_What the exercise asks:_
In the listing below, how many lines hold the string "this"? Reply with the number and nothing else.

_Information:_

---+---

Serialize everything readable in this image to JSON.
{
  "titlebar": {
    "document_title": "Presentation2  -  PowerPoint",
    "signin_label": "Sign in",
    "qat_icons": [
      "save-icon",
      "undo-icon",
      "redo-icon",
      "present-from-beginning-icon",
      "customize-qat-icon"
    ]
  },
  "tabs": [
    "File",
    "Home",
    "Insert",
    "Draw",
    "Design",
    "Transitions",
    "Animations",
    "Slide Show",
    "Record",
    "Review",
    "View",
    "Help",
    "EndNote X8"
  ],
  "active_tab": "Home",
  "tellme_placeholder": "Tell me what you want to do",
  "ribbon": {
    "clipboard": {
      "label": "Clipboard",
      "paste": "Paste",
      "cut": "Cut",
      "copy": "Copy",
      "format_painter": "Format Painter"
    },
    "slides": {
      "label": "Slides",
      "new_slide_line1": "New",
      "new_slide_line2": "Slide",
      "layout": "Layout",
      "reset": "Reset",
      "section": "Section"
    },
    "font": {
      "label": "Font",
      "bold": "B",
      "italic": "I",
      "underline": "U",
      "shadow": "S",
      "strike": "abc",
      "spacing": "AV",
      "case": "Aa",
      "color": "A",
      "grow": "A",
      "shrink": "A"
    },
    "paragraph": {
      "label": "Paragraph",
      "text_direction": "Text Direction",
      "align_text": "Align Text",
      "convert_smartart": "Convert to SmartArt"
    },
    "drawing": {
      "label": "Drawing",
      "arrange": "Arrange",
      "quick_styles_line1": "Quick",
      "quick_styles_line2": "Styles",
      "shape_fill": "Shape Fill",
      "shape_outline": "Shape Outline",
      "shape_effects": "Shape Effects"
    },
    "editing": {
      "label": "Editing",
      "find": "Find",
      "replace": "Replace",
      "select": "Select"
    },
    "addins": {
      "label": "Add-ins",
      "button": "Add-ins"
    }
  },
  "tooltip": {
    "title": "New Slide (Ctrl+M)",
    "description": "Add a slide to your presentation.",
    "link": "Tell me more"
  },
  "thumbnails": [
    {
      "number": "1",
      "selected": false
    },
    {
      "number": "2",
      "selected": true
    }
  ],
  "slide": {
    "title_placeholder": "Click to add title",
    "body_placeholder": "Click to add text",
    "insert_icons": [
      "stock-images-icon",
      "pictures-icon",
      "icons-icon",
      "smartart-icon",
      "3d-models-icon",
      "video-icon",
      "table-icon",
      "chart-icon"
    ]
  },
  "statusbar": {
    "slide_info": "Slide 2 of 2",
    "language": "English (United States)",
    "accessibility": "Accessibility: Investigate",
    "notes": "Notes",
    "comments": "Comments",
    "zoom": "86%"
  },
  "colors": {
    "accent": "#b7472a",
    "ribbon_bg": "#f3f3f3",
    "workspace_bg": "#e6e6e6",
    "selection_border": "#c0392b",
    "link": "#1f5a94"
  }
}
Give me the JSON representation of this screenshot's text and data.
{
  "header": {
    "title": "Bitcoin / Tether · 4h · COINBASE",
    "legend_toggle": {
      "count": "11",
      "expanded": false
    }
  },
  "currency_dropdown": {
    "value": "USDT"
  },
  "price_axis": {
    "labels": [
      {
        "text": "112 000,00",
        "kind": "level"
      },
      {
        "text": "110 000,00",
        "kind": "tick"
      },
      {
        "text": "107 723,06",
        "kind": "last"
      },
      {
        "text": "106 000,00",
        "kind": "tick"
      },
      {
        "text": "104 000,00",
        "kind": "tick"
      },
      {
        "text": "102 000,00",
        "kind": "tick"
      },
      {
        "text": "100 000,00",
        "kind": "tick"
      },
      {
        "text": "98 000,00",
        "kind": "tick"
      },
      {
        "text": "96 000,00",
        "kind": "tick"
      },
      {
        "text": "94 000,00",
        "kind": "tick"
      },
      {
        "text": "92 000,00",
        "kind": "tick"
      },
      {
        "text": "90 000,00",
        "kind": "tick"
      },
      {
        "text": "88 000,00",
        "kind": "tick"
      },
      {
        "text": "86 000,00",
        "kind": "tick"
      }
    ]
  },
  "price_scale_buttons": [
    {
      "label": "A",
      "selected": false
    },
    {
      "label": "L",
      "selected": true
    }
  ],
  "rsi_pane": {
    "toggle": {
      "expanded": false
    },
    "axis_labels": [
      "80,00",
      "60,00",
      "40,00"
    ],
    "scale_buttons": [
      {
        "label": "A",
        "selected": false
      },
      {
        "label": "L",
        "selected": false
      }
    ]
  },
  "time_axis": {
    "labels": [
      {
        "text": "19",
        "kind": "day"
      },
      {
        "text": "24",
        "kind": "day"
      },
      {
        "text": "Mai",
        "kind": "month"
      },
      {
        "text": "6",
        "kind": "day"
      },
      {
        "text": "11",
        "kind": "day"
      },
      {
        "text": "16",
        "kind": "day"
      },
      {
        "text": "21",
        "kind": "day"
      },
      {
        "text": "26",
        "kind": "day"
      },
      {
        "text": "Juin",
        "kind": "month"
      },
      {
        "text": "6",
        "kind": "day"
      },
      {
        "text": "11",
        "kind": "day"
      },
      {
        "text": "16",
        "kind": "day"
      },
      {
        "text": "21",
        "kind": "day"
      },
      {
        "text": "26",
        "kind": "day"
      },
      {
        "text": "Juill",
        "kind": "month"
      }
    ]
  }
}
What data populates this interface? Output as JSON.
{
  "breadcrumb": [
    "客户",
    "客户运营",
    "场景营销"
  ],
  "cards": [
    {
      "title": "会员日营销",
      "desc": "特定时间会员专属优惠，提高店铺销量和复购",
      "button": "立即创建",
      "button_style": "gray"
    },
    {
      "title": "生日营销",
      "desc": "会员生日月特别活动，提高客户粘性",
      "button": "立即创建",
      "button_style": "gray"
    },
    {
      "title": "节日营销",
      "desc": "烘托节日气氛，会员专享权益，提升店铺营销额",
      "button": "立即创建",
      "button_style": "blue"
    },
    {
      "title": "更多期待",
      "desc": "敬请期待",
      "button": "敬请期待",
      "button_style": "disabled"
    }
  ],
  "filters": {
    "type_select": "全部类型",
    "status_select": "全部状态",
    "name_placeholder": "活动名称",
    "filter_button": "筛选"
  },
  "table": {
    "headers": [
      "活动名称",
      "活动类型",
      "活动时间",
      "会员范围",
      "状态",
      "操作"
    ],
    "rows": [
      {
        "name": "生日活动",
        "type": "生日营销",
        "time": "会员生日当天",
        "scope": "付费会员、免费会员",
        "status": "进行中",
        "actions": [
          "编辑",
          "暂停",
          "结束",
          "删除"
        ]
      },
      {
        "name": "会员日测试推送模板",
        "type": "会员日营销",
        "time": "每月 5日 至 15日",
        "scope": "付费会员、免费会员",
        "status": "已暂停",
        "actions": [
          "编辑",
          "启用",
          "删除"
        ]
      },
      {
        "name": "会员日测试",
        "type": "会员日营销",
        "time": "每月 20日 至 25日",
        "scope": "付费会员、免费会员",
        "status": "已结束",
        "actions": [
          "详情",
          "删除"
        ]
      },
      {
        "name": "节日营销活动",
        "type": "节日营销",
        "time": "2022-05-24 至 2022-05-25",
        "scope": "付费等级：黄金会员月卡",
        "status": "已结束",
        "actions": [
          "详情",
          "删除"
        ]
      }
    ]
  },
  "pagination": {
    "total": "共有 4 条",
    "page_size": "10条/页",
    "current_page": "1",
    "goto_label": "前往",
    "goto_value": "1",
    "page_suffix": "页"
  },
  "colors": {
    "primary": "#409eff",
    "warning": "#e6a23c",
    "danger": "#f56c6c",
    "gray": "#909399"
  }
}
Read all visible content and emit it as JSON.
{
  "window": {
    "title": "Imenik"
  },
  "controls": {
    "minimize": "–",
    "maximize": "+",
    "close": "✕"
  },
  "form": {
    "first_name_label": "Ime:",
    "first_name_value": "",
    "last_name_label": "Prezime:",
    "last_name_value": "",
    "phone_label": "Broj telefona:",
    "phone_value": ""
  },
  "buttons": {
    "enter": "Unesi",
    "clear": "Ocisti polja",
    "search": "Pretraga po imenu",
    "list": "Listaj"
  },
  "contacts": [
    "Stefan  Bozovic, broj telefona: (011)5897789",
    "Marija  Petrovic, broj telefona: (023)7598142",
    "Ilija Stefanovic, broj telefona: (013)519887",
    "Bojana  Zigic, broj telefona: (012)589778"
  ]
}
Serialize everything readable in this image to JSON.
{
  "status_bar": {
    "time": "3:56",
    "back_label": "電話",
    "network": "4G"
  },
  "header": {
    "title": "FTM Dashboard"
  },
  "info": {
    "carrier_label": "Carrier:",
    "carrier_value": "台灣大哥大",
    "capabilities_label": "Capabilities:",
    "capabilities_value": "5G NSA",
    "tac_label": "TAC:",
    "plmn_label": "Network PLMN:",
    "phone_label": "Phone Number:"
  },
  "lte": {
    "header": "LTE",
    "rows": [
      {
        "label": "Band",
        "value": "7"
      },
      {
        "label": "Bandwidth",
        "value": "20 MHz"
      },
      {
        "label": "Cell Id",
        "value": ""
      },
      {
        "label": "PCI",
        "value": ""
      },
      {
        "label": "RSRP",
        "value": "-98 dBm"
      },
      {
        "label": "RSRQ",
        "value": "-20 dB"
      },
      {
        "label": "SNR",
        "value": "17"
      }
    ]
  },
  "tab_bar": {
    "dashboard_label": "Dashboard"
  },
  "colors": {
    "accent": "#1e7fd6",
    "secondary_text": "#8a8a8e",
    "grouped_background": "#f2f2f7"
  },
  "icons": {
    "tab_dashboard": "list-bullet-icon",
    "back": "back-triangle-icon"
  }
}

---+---

_Written response:_
4